Monday, 9 March 2015

Obsessive Compulsive Personality Disorder - my experience

Back in 2012, alongside my Borderline Personality Disorder, I was also diagnosed with Obsessive Compulsive Personality Disorder (OCPD). I remember being a belittled 19 year old thinking that the psychologist at the time was entirely insufficient at her job title for diagnosing me with OCD - as that is all I perceived it to be on paper. I certainly never viewed myself as having OCD and still do not, although have minor traits as many of us do. But the part I was missing was the 'P', the personality and internal rituals and beliefs that I had perceived as normal but which actually was the indication that these beliefs affected my life in far more ways than I had even previously acknowledged.

I was inspired to write this post from my day at University today. I received an assignment back in class which was worth 40% of the module for said class. I achieved a first class (71, to be precise) for this assignment. This assignment thus marked the 5th first class grade I have received since beginning the second year of my degree, out of 7 possible assignments (for non-UK students, a first class honours degree is the highest degree possible to attain on a University course). Yet, despite slaving away hours and hours at this particular piece of work (which I actually enjoyed writing, don't get me wrong), receiving a first class grade didn't excite me or make me feel a sense of achievement. It made me wonder what I could have done more, what I wasn't doing, what my tutor was criticising about the essay, what was wrong. I got home and looked over said essay some more and didn't even feel like I deserved the grade at all. I felt like the standard of work I produced and the grade that was set alongside it didn't seem to match up. The anxiety that overtook me upon the waiting on receiving the assignment back and afterwards felt unbearable. 

I remember receiving my first first class grade in my first year at University - and it was for my first ever 2000 word essay.
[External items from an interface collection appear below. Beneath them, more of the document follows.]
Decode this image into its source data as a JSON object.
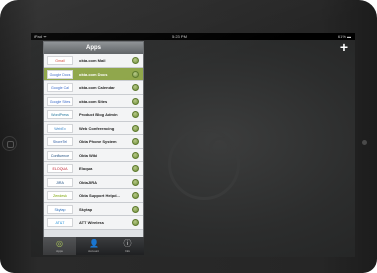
{
  "status_bar": {
    "carrier": "iPad ᯤ",
    "time": "5:23 PM",
    "battery": "61% ▬"
  },
  "header": {
    "title": "Apps",
    "add_label": "+"
  },
  "apps": [
    {
      "name": "okta.com Mail",
      "logo": "Gmail",
      "logo_color": "#d44638"
    },
    {
      "name": "okta.com Docs",
      "logo": "Google Docs",
      "logo_color": "#3b6ac9"
    },
    {
      "name": "okta.com Calendar",
      "logo": "Google Cal",
      "logo_color": "#3b6ac9"
    },
    {
      "name": "okta.com Sites",
      "logo": "Google Sites",
      "logo_color": "#3b6ac9"
    },
    {
      "name": "Product Blog Admin",
      "logo": "WordPress",
      "logo_color": "#21759b"
    },
    {
      "name": "Web Conferencing",
      "logo": "WebEx",
      "logo_color": "#3a86c8"
    },
    {
      "name": "Okta Phone System",
      "logo": "ShoreTel",
      "logo_color": "#2c5aa0"
    },
    {
      "name": "Okta Wiki",
      "logo": "Confluence",
      "logo_color": "#205081"
    },
    {
      "name": "Eloqua",
      "logo": "ELOQUA",
      "logo_color": "#c0202f"
    },
    {
      "name": "OktaJIRA",
      "logo": "JIRA",
      "logo_color": "#205081"
    },
    {
      "name": "Okta Support Helpd...",
      "logo": "Zendesk",
      "logo_color": "#78a300"
    },
    {
      "name": "Skytap",
      "logo": "Skytap",
      "logo_color": "#2a6ebb"
    },
    {
      "name": "ATT Wireless",
      "logo": "AT&T",
      "logo_color": "#1f8dd6"
    }
  ],
  "selected_index": 1,
  "tabs": [
    {
      "label": "Apps",
      "icon": "◎"
    },
    {
      "label": "Account",
      "icon": "👤"
    },
    {
      "label": "Info",
      "icon": "ⓘ"
    }
  ],
  "active_tab_index": 0,
  "colors": {
    "selected_row": "#8fa64a",
    "header": "#5e6265"
  }
}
I remember feeling a sense of excitement then, and of pride. But it never lasted for long as I constantly sought ways in which I could top that feeling, and the only way to top that feeling was to perform better. My highest grade to date has been 73 in an exam taken last year and now, if nothing tops that, I won't be satisfied.

This may seem entirely illogical and irrational, and it is! Yet is such a huge factor into the diagnosis of OCPD. Despite not meeting all of the criteria for the diagnosis, I certainly am aware that this perfectionism is one that isn't healthy but one that instead dominates my very existence. My pre-occupations with details, rules, lists, order, and organization is borderline excessive and has been since I was a very small child. My perfectionism often actually interferes with the completion of the tasks at hand. My devotion to work and need to be constantly busy never exactly go hand in hand with my BPD, especially during my lower periods, but I have a tendency to want to work constantly. My reluctant to delegate tasks to others is especially prominent at my retail job, but also most other aspects of my life. If I cannot have complete control over a task, then often I don't want to undertake it in the first place.

A few weeks ago, I received a grade of 63 + 68 for one assignment, which was a creative writing module. Upon receiving the assignment, I cried, threw it in the bin and preceded to drink a bottle of wine with my friend. I felt absolutely worthless and useless, being imperfect, having someone else who I respected view me as imperfect. I have such an obsession with those around me viewing me as imperfect that even grades of 71 are not enough to make me feel as if I'm worth something. I sat there in class and could only see every negative comment and ruminated on those instead. 

I have no idea what it will take for someone to make me feel like I'm worth something to this world, more than the restricted life I set myself. My boyfriend of almost 6 years tells me he loves me and that I'm worth everything each and every day and something inside of me is too stubborn to even try and believe it. It's not even my fear of being imperfect for myself, it's what other's think of me and what other's think I am capable of. OCPD is a disorder that is beginning to become even more prevalent now than when I was first diagnosed, and I'm really going to make an aim in therapy to work on this crippling perfectionism in time for the even further stress of the third year of my degree. I know realistically this has been a part of my life for as long as I can remember and will never be diminished entirely, but I really need to learn more effective, healthy coping mechanisms on how to deal with this imperfection that is such a huge part of my life.

I'd be really interested to hear your thoughts in the comments if you or a loved one experiences OCPD or if you have been recently diagnosed.